"""

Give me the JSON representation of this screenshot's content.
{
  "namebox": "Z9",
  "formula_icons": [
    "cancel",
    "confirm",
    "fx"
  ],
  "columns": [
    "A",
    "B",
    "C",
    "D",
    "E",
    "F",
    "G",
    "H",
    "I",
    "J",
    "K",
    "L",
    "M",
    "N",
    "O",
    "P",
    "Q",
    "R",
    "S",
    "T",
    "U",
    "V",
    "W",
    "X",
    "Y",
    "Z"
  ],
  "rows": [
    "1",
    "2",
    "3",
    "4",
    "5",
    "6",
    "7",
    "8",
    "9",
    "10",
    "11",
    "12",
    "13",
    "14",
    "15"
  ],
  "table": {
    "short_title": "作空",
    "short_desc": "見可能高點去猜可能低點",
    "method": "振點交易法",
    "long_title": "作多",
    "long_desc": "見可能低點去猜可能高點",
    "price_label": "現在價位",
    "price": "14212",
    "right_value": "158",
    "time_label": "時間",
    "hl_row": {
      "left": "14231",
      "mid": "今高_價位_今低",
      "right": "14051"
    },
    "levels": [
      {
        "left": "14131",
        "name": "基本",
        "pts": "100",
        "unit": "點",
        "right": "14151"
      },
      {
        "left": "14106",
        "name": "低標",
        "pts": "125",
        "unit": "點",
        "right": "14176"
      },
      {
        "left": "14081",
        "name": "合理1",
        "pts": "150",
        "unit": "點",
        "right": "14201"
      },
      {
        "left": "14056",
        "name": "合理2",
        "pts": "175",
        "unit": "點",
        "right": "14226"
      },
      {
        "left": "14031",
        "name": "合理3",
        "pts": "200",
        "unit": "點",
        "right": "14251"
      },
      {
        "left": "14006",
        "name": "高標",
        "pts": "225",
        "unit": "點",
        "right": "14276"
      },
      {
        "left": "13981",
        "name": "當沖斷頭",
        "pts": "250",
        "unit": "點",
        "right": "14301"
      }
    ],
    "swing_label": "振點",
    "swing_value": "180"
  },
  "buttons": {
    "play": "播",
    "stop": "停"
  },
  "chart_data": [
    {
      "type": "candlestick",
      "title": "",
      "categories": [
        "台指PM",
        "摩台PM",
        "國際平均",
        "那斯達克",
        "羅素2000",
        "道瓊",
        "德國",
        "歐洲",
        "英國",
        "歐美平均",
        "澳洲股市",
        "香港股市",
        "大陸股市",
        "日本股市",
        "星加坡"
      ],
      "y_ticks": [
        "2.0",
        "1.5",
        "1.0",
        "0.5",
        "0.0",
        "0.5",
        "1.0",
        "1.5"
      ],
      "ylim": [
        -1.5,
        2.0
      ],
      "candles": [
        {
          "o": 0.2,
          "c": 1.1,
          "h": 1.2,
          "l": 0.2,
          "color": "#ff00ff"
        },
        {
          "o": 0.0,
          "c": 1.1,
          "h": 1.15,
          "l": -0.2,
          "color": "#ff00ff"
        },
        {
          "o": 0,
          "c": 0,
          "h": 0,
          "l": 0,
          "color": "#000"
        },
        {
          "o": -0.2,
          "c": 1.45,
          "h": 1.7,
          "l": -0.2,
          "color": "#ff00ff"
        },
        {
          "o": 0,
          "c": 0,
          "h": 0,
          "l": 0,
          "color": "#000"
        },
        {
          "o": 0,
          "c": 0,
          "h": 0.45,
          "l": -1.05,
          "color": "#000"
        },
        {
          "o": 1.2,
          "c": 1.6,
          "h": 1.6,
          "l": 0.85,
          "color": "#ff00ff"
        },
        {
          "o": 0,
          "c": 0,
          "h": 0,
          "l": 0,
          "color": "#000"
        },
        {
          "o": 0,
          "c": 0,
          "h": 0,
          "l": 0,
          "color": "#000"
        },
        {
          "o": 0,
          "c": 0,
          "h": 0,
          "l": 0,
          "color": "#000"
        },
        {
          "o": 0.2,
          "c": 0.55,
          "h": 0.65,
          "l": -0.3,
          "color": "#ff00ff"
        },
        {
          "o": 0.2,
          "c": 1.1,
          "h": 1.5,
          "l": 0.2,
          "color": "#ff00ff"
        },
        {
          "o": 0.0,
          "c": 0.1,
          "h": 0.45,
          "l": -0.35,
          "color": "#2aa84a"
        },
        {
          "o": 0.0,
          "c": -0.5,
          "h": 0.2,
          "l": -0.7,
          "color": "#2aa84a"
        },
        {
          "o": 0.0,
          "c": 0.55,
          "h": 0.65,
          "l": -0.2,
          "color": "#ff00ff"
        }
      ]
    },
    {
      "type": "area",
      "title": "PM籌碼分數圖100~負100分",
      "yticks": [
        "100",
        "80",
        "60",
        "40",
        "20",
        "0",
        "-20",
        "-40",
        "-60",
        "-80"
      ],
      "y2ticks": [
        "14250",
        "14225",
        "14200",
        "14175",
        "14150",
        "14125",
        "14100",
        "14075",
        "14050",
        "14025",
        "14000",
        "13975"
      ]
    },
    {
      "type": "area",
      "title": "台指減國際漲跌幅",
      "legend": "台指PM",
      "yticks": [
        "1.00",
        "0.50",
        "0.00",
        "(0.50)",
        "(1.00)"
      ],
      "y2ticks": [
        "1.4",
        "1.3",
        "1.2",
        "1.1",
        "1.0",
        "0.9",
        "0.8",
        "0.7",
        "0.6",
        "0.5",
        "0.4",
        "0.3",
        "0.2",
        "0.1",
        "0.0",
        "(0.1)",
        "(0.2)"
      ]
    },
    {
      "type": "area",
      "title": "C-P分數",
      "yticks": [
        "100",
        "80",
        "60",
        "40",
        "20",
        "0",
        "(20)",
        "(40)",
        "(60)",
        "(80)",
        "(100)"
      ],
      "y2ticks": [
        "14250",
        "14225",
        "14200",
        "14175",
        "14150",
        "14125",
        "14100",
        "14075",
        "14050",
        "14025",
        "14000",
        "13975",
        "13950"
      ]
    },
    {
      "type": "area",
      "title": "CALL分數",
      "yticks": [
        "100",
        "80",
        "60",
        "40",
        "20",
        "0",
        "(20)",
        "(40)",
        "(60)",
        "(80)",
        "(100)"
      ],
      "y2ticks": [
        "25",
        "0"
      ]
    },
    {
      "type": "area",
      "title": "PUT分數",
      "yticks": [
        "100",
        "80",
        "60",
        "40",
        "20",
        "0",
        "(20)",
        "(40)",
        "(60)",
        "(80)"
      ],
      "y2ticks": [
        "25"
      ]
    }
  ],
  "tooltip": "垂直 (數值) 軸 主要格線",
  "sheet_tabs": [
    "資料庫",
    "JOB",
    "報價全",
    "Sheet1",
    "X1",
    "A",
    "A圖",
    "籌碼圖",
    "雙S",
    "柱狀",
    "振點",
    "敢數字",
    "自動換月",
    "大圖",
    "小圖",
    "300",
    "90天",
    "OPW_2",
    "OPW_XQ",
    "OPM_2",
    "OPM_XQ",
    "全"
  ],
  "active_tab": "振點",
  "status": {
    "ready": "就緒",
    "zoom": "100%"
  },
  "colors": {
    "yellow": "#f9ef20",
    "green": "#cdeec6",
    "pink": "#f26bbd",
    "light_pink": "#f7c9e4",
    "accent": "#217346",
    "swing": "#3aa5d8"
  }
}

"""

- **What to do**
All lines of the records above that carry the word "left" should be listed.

- **Answer box**
      "left": "14231",
        "left": "14131",
        "left": "14106",
        "left": "14081",
        "left": "14056",
        "left": "14031",
        "left": "14006",
        "left": "13981",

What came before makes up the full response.